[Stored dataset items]
--*--
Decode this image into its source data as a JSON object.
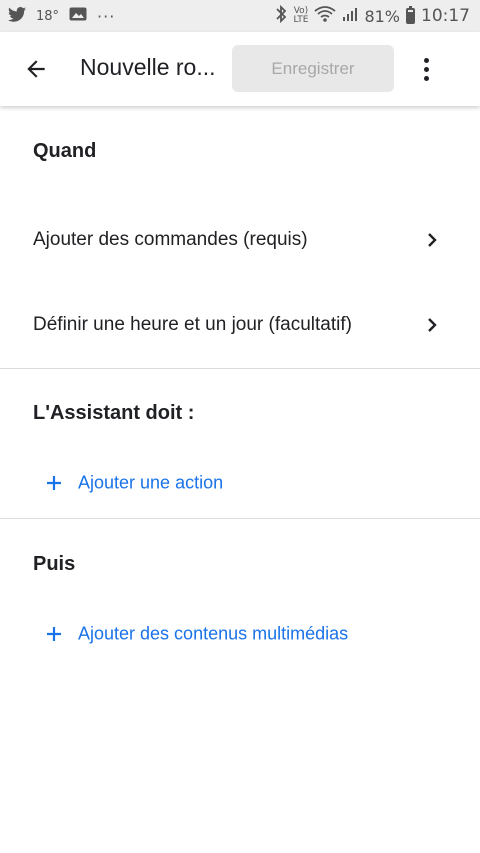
{
  "status_bar": {
    "temperature": "18°",
    "dots": "···",
    "network_top": "Vo)",
    "network_bottom": "LTE",
    "battery_percent": "81%",
    "time": "10:17"
  },
  "app_bar": {
    "title": "Nouvelle ro...",
    "save_label": "Enregistrer"
  },
  "sections": {
    "when": {
      "title": "Quand",
      "items": [
        {
          "label": "Ajouter des commandes (requis)"
        },
        {
          "label": "Définir une heure et un jour (facultatif)"
        }
      ]
    },
    "assistant": {
      "title": "L'Assistant doit :",
      "add_label": "Ajouter une action"
    },
    "then": {
      "title": "Puis",
      "add_label": "Ajouter des contenus multimédias"
    }
  },
  "colors": {
    "accent": "#1a73e8",
    "status_bar": "#eeeeee",
    "disabled_button": "#e8e8e8"
  }
}
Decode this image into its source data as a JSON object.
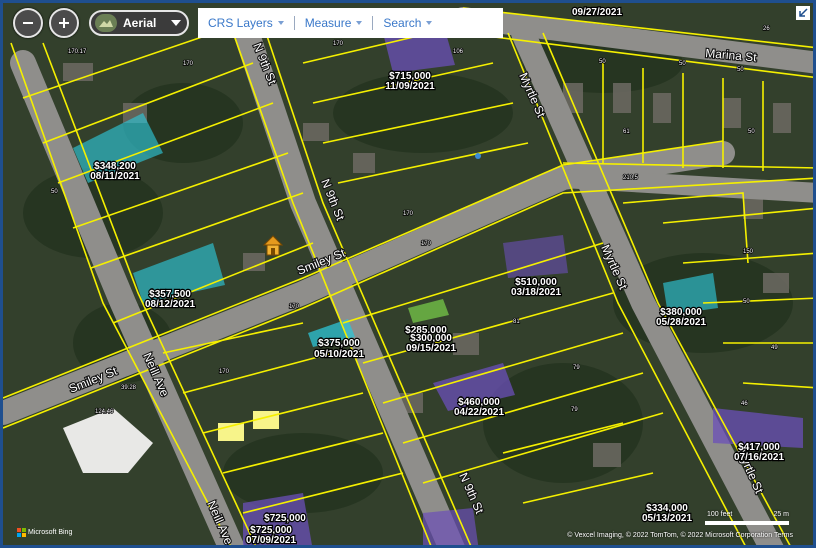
{
  "toolbar": {
    "basemap_label": "Aerial",
    "menus": [
      {
        "label": "CRS Layers"
      },
      {
        "label": "Measure"
      },
      {
        "label": "Search"
      }
    ]
  },
  "streets": [
    {
      "name": "N 9th St"
    },
    {
      "name": "N 9th St"
    },
    {
      "name": "N 9th St"
    },
    {
      "name": "Smiley St"
    },
    {
      "name": "Smiley St"
    },
    {
      "name": "Neill Ave"
    },
    {
      "name": "Neill Ave"
    },
    {
      "name": "Myrtle St"
    },
    {
      "name": "Myrtle St"
    },
    {
      "name": "Myrtle St"
    },
    {
      "name": "Marina St"
    }
  ],
  "sales": [
    {
      "price": "$715,000",
      "date": "11/09/2021"
    },
    {
      "price": "$348,200",
      "date": "08/11/2021"
    },
    {
      "price": "$357,500",
      "date": "08/12/2021"
    },
    {
      "price": "$510,000",
      "date": "03/18/2021"
    },
    {
      "price": "$285,000",
      "date": ""
    },
    {
      "price": "$300,000",
      "date": "09/15/2021"
    },
    {
      "price": "$375,000",
      "date": "05/10/2021"
    },
    {
      "price": "$460,000",
      "date": "04/22/2021"
    },
    {
      "price": "$380,000",
      "date": "05/28/2021"
    },
    {
      "price": "$417,000",
      "date": "07/16/2021"
    },
    {
      "price": "$334,000",
      "date": "05/13/2021"
    },
    {
      "price": "$725,000",
      "date": ""
    },
    {
      "price": "$725,000",
      "date": "07/09/2021"
    },
    {
      "price": "",
      "date": "09/27/2021"
    }
  ],
  "attribution": {
    "brand": "Microsoft Bing",
    "text": "© Vexcel Imaging, © 2022 TomTom, © 2022 Microsoft Corporation",
    "terms": "Terms"
  },
  "scale": {
    "left_label": "100 feet",
    "right_label": "25 m"
  },
  "colors": {
    "parcel_line": "#f5f000",
    "selected_sale": "#2ec4d6",
    "other_sale": "#6b4fb8",
    "frame": "#1f4f8f",
    "menu_text": "#3a78c9"
  }
}
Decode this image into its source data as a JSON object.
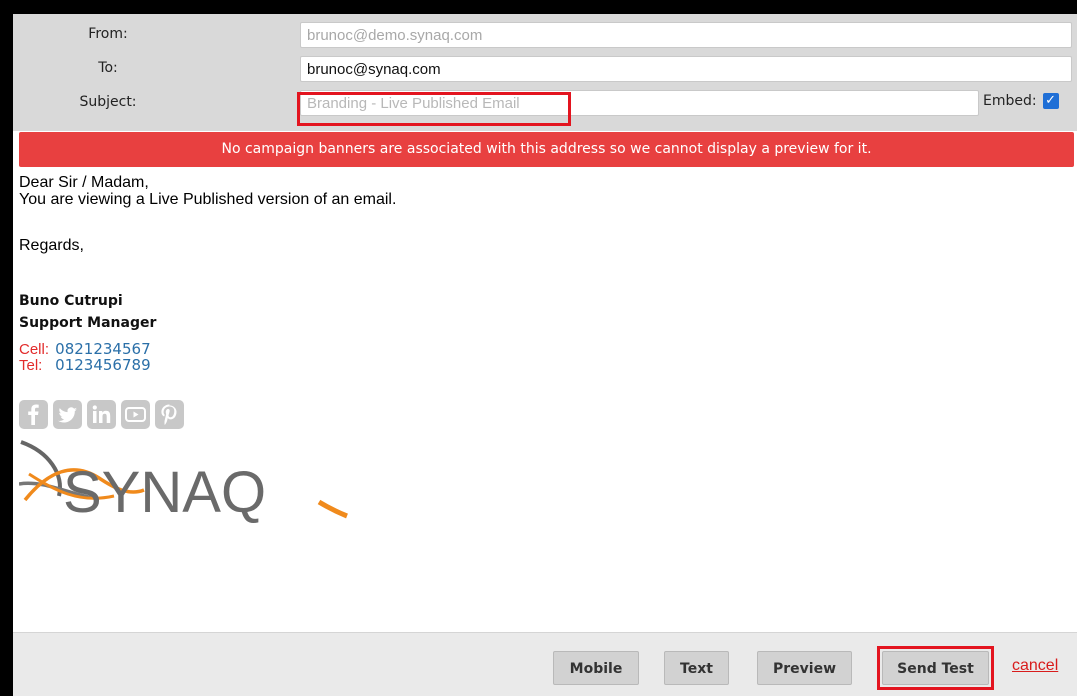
{
  "form": {
    "from_label": "From:",
    "from_value": "brunoc@demo.synaq.com",
    "to_label": "To:",
    "to_value": "brunoc@synaq.com",
    "subject_label": "Subject:",
    "subject_value": "Branding - Live Published Email",
    "embed_label": "Embed:",
    "embed_checked": true
  },
  "banner": {
    "message": "No campaign banners are associated with this address so we cannot display a preview for it.",
    "color": "#e84040"
  },
  "email": {
    "greeting": "Dear Sir / Madam,",
    "line1": "You are viewing a Live Published version of an email.",
    "regards": "Regards,",
    "signature": {
      "name": "Buno Cutrupi",
      "title": "Support Manager",
      "cell_label": "Cell:",
      "cell_value": "0821234567",
      "tel_label": "Tel:",
      "tel_value": "0123456789"
    },
    "social_icons": [
      "facebook-icon",
      "twitter-icon",
      "linkedin-icon",
      "youtube-icon",
      "pinterest-icon"
    ],
    "logo_text": "SYNAQ",
    "logo_accent": "#f08a1c"
  },
  "footer": {
    "mobile_label": "Mobile",
    "text_label": "Text",
    "preview_label": "Preview",
    "send_test_label": "Send Test",
    "cancel_label": "cancel"
  },
  "highlight_color": "#e3141f"
}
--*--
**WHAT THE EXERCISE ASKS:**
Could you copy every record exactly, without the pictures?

**YOUR SOLUTION:**
Decode this image into its source data as a JSON object.
{
  "status_bar": {
    "temperature": "18°",
    "dots": "···",
    "network_top": "Vo)",
    "network_bottom": "LTE",
    "battery_percent": "81%",
    "time": "10:17"
  },
  "app_bar": {
    "title": "Nouvelle ro...",
    "save_label": "Enregistrer"
  },
  "sections": {
    "when": {
      "title": "Quand",
      "items": [
        {
          "label": "Ajouter des commandes (requis)"
        },
        {
          "label": "Définir une heure et un jour (facultatif)"
        }
      ]
    },
    "assistant": {
      "title": "L'Assistant doit :",
      "add_label": "Ajouter une action"
    },
    "then": {
      "title": "Puis",
      "add_label": "Ajouter des contenus multimédias"
    }
  },
  "colors": {
    "accent": "#1a73e8",
    "status_bar": "#eeeeee",
    "disabled_button": "#e8e8e8"
  }
}
Decode this image into its source data as a JSON object.
{
  "toolbar": {
    "basemap_label": "Aerial",
    "menus": [
      {
        "label": "CRS Layers"
      },
      {
        "label": "Measure"
      },
      {
        "label": "Search"
      }
    ]
  },
  "streets": [
    {
      "name": "N 9th St"
    },
    {
      "name": "N 9th St"
    },
    {
      "name": "N 9th St"
    },
    {
      "name": "Smiley St"
    },
    {
      "name": "Smiley St"
    },
    {
      "name": "Neill Ave"
    },
    {
      "name": "Neill Ave"
    },
    {
      "name": "Myrtle St"
    },
    {
      "name": "Myrtle St"
    },
    {
      "name": "Myrtle St"
    },
    {
      "name": "Marina St"
    }
  ],
  "sales": [
    {
      "price": "$715,000",
      "date": "11/09/2021"
    },
    {
      "price": "$348,200",
      "date": "08/11/2021"
    },
    {
      "price": "$357,500",
      "date": "08/12/2021"
    },
    {
      "price": "$510,000",
      "date": "03/18/2021"
    },
    {
      "price": "$285,000",
      "date": ""
    },
    {
      "price": "$300,000",
      "date": "09/15/2021"
    },
    {
      "price": "$375,000",
      "date": "05/10/2021"
    },
    {
      "price": "$460,000",
      "date": "04/22/2021"
    },
    {
      "price": "$380,000",
      "date": "05/28/2021"
    },
    {
      "price": "$417,000",
      "date": "07/16/2021"
    },
    {
      "price": "$334,000",
      "date": "05/13/2021"
    },
    {
      "price": "$725,000",
      "date": ""
    },
    {
      "price": "$725,000",
      "date": "07/09/2021"
    },
    {
      "price": "",
      "date": "09/27/2021"
    }
  ],
  "attribution": {
    "brand": "Microsoft Bing",
    "text": "© Vexcel Imaging, © 2022 TomTom, © 2022 Microsoft Corporation",
    "terms": "Terms"
  },
  "scale": {
    "left_label": "100 feet",
    "right_label": "25 m"
  },
  "colors": {
    "parcel_line": "#f5f000",
    "selected_sale": "#2ec4d6",
    "other_sale": "#6b4fb8",
    "frame": "#1f4f8f",
    "menu_text": "#3a78c9"
  }
}
Decode this image into its source data as a JSON object.
{
  "form": {
    "from_label": "From:",
    "from_value": "brunoc@demo.synaq.com",
    "to_label": "To:",
    "to_value": "brunoc@synaq.com",
    "subject_label": "Subject:",
    "subject_value": "Branding - Live Published Email",
    "embed_label": "Embed:",
    "embed_checked": true
  },
  "banner": {
    "message": "No campaign banners are associated with this address so we cannot display a preview for it.",
    "color": "#e84040"
  },
  "email": {
    "greeting": "Dear Sir / Madam,",
    "line1": "You are viewing a Live Published version of an email.",
    "regards": "Regards,",
    "signature": {
      "name": "Buno Cutrupi",
      "title": "Support Manager",
      "cell_label": "Cell:",
      "cell_value": "0821234567",
      "tel_label": "Tel:",
      "tel_value": "0123456789"
    },
    "social_icons": [
      "facebook-icon",
      "twitter-icon",
      "linkedin-icon",
      "youtube-icon",
      "pinterest-icon"
    ],
    "logo_text": "SYNAQ",
    "logo_accent": "#f08a1c"
  },
  "footer": {
    "mobile_label": "Mobile",
    "text_label": "Text",
    "preview_label": "Preview",
    "send_test_label": "Send Test",
    "cancel_label": "cancel"
  },
  "highlight_color": "#e3141f"
}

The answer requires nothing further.